Exercise
The full set of records needs to be retyped exactly.

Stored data
####################

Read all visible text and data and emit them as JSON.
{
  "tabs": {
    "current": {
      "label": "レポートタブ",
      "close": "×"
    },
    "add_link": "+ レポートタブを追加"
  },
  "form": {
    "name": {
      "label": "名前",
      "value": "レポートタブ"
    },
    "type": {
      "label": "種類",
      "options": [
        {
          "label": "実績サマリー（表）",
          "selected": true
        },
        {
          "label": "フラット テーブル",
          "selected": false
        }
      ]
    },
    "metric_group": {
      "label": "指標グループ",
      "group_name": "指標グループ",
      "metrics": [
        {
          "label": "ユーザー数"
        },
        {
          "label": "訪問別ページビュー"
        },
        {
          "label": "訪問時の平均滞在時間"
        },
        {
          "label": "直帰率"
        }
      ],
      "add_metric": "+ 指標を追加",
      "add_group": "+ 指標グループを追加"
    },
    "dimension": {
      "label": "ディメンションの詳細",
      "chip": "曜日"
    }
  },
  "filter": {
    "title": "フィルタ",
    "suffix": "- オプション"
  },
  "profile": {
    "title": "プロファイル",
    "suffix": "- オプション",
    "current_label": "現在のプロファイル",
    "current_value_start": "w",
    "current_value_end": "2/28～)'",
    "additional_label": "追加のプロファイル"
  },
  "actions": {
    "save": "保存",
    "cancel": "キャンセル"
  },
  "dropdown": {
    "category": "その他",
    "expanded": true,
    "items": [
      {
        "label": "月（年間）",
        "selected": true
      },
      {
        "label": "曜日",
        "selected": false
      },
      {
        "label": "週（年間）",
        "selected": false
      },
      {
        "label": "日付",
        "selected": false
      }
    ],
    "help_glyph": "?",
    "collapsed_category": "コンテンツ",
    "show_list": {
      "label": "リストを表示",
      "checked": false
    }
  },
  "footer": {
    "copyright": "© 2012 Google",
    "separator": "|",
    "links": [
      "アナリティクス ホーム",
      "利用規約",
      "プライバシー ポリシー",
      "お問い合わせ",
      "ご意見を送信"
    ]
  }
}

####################

Problem solution
Read all visible text and data and emit them as JSON.
{
  "tabs": {
    "current": {
      "label": "レポートタブ",
      "close": "×"
    },
    "add_link": "+ レポートタブを追加"
  },
  "form": {
    "name": {
      "label": "名前",
      "value": "レポートタブ"
    },
    "type": {
      "label": "種類",
      "options": [
        {
          "label": "実績サマリー（表）",
          "selected": true
        },
        {
          "label": "フラット テーブル",
          "selected": false
        }
      ]
    },
    "metric_group": {
      "label": "指標グループ",
      "group_name": "指標グループ",
      "metrics": [
        {
          "label": "ユーザー数"
        },
        {
          "label": "訪問別ページビュー"
        },
        {
          "label": "訪問時の平均滞在時間"
        },
        {
          "label": "直帰率"
        }
      ],
      "add_metric": "+ 指標を追加",
      "add_group": "+ 指標グループを追加"
    },
    "dimension": {
      "label": "ディメンションの詳細",
      "chip": "曜日"
    }
  },
  "filter": {
    "title": "フィルタ",
    "suffix": "- オプション"
  },
  "profile": {
    "title": "プロファイル",
    "suffix": "- オプション",
    "current_label": "現在のプロファイル",
    "current_value_start": "w",
    "current_value_end": "2/28～)'",
    "additional_label": "追加のプロファイル"
  },
  "actions": {
    "save": "保存",
    "cancel": "キャンセル"
  },
  "dropdown": {
    "category": "その他",
    "expanded": true,
    "items": [
      {
        "label": "月（年間）",
        "selected": true
      },
      {
        "label": "曜日",
        "selected": false
      },
      {
        "label": "週（年間）",
        "selected": false
      },
      {
        "label": "日付",
        "selected": false
      }
    ],
    "help_glyph": "?",
    "collapsed_category": "コンテンツ",
    "show_list": {
      "label": "リストを表示",
      "checked": false
    }
  },
  "footer": {
    "copyright": "© 2012 Google",
    "separator": "|",
    "links": [
      "アナリティクス ホーム",
      "利用規約",
      "プライバシー ポリシー",
      "お問い合わせ",
      "ご意見を送信"
    ]
  }
}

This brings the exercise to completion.